Ransomware distribution methods
The majority of ransomware use more or less the same spread methods, which include malicious email attachments, torrents and malicious ads.
Users who don’t pay attention to what email attachments they open are at high risk of picking up malware. Malicious parties launch spam email campaigns that contain malware using email addresses purchased from hacking forums. In rare cases, the email will be sophisticated, but they’re mostly quite obvious. They’ll be sent from random email addresses, contain loads of grammar and spelling mistakes and claim that opening the attachment is vital. When it comes to unsolicited emails with attachments, it’s very important to be vigilant. Users should not rush to open the attachment, no matter what the email is saying. Even if everything checks out, all unsolicited email attachments should be scanned with anti-virus software or VirusTotal before they’re opened.
Users who use torrents to pirate are also at increased risk. Torrent sites are full of malware, often disguised as movies, games, TV shows, etc. Pirating is discouraged, and it’s not only because it’s essentially stealing content. It’s also quite dangerous for the computer.
What does the ransomware do?
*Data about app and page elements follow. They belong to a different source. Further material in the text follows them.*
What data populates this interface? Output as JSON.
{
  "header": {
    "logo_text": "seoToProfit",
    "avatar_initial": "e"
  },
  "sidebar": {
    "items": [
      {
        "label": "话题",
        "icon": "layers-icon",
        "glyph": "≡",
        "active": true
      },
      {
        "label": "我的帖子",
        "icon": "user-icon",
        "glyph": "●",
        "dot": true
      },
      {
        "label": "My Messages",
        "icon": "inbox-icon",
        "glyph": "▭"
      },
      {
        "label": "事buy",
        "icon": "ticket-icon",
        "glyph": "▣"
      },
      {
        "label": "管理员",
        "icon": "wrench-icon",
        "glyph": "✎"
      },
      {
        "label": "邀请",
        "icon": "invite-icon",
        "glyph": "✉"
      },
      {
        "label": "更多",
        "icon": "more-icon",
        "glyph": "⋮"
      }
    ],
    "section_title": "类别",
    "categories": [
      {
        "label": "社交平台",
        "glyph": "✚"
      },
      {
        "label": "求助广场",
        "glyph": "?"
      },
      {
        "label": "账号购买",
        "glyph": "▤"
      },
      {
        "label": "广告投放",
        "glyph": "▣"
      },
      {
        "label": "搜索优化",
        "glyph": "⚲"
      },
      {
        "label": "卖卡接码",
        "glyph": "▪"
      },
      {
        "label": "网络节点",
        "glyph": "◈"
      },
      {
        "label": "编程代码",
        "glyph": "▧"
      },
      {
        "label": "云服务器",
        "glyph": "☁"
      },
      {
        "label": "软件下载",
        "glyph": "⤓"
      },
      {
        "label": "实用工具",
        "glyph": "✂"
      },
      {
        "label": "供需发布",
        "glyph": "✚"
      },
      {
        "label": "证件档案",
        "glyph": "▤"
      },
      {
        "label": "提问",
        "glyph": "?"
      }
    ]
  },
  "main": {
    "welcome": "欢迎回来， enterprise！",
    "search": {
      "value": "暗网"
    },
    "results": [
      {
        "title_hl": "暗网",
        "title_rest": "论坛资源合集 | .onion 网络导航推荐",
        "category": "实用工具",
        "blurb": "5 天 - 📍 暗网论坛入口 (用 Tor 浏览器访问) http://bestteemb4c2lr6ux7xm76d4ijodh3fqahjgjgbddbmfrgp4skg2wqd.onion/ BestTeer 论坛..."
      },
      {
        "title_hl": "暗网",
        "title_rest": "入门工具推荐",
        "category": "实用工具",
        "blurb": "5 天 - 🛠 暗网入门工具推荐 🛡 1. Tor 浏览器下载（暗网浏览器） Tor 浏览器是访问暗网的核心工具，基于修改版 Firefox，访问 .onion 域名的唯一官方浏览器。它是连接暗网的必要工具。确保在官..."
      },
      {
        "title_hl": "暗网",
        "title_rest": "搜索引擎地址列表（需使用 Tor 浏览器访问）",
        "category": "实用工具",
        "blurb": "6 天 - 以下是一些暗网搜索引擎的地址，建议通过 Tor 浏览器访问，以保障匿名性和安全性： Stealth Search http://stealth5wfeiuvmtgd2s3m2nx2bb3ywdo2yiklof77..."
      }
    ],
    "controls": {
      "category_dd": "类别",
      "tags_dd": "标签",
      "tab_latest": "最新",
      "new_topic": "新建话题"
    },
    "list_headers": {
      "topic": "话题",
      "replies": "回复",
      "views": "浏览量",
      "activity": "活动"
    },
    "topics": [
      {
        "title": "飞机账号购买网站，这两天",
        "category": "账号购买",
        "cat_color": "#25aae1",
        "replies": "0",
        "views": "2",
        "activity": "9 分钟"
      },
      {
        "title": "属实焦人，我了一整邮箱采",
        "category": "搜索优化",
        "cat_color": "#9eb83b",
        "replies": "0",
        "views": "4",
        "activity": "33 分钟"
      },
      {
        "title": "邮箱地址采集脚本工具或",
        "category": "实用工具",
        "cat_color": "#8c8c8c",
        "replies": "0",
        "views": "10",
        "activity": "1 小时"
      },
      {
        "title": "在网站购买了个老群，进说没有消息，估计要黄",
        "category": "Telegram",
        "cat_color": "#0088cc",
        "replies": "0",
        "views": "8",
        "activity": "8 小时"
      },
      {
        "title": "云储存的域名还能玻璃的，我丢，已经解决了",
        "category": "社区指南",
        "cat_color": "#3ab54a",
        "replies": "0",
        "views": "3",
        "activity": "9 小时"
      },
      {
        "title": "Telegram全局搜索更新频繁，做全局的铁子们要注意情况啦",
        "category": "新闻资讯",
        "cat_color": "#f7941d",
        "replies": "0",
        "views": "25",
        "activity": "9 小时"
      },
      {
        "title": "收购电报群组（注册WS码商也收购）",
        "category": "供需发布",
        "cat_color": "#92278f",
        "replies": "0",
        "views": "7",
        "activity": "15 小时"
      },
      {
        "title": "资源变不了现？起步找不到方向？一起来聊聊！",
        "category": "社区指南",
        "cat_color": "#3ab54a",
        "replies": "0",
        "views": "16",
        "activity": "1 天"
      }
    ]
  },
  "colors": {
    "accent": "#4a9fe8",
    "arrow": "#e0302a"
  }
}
As soon as the ransomware is initiated, it will begin encrypting files. Photos, documents, videos, etc., will all have an extension added to them, signaling that they have been encrypted. The file extension will contain the user’s unique ID as well as [email@example.com].bH4T. For example, image.jpg would become image.jpg.unique ID.[firstname.lastname@example.org].bH4T. Files with that extension will not be openable until they’re decrypted. Once file encryption is done, a ransom note FILES ENCRYPTED.txt is dropped and another one pops up. According to the note, users who want to get the decryptor have to send an email to email@example.com with their assigned ID. They would then be given the price for the decryptor.
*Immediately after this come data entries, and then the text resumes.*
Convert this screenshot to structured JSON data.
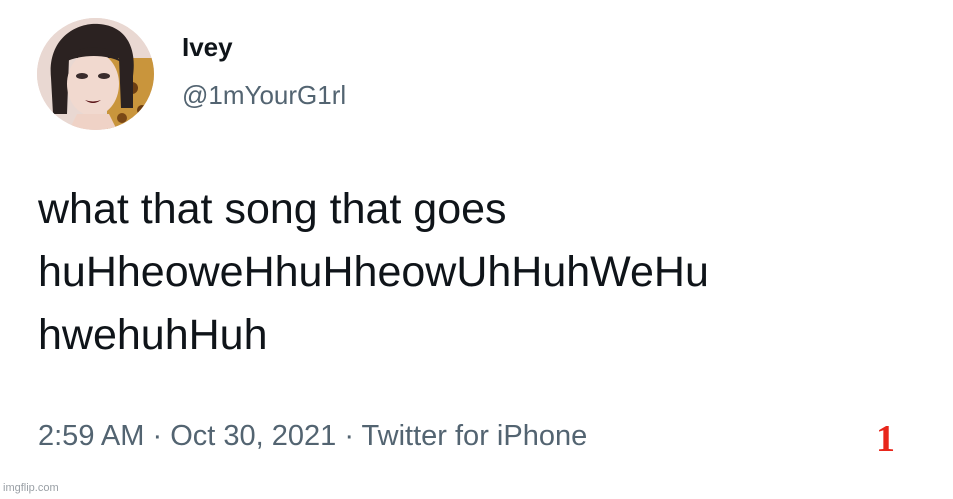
{
  "author": {
    "display_name": "Ivey",
    "handle": "@1mYourG1rl"
  },
  "tweet": {
    "lines": [
      "what that song that goes",
      "huHheoweHhuHheowUhHuhWeHu",
      "hwehuhHuh"
    ],
    "time": "2:59 AM",
    "date": "Oct 30, 2021",
    "source": "Twitter for iPhone",
    "separator": "·"
  },
  "overlay": {
    "number": "1",
    "color": "#e8261b"
  },
  "watermark": "imgflip.com",
  "colors": {
    "text_primary": "#0f1419",
    "text_secondary": "#536471",
    "background": "#ffffff"
  }
}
As we said above, paying the ransom is not recommended. Not only does it not guarantee file decryption, it also supports future criminal activity.
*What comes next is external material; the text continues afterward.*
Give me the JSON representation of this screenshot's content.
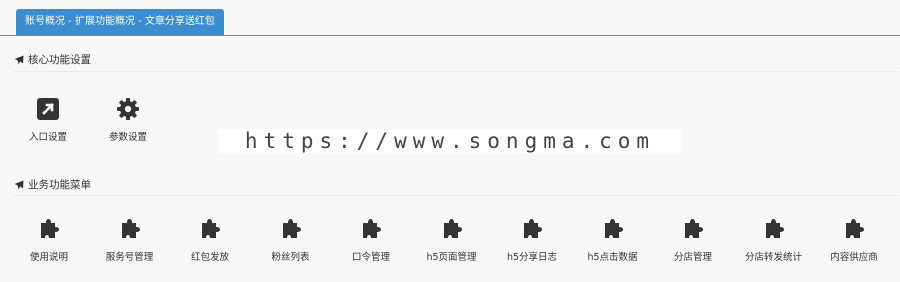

The pop-up ransom note contains the below information:
All your files have been encrypted!
All your files have been encrypted due to a security problem with your PC. If you want to restore them, write us to the e-mail firstname.lastname@example.org
Write this ID in the title of your message C279F237
In case of no answer in 24 hours write us to theese e-mails:Inamehat@cock.li
You have to pay for decryption in Bitcoins. The price depends on how fast you write to us. After payment we will send you the decryption tool that will decrypt all your files.
Free decryption as guarantee
Before paying you can send us up to 1 file for free decryption. The total size of files must be less than 1Mb (non archived), and files should not contain valuable information. (databases,backups, large excel sheets, etc.)
How to obtain Bitcoins
The easiest way to buy bitcoins is LocalBitcoins site. You have to register, click ‘Buy bitcoins’, and select the seller by payment method and price.
Also you can find other places to buy Bitcoins and beginners guide here:
Do not rename encrypted files.
Do not try to decrypt your data using third party software, it may cause permanent data loss.
Decryption of your files with the help of third parties may cause increased price (they add their fee to our) or you can become a victim of a scam.
bH4T ransomware removal
Users should use anti-malware software to delete bH4T ransomware, and not attempt to do it manually. Once users remove bH4T ransomware, they can start file recovery from backup.
bH4T ransomware is detected as:
- Win32:RansomX-gen [Ransom] by AVG/Avast
- Trojan.Ransom.Crysis.E by BitDefender
- Trojan.Ransom.Crysis.E (B) by Emsisoft
- A Variant Of Win32/Filecoder.Crysis.P by ESET
- Trojan-Ransom.Win32.Crusis.to by Kaspersky
- Ransom:Win32/Wadhrama!hoa by Microsoft
- Ransom.Crysis by Malwarebytes
- Ransom.Win32.CRYSIS.SM by TrendMicro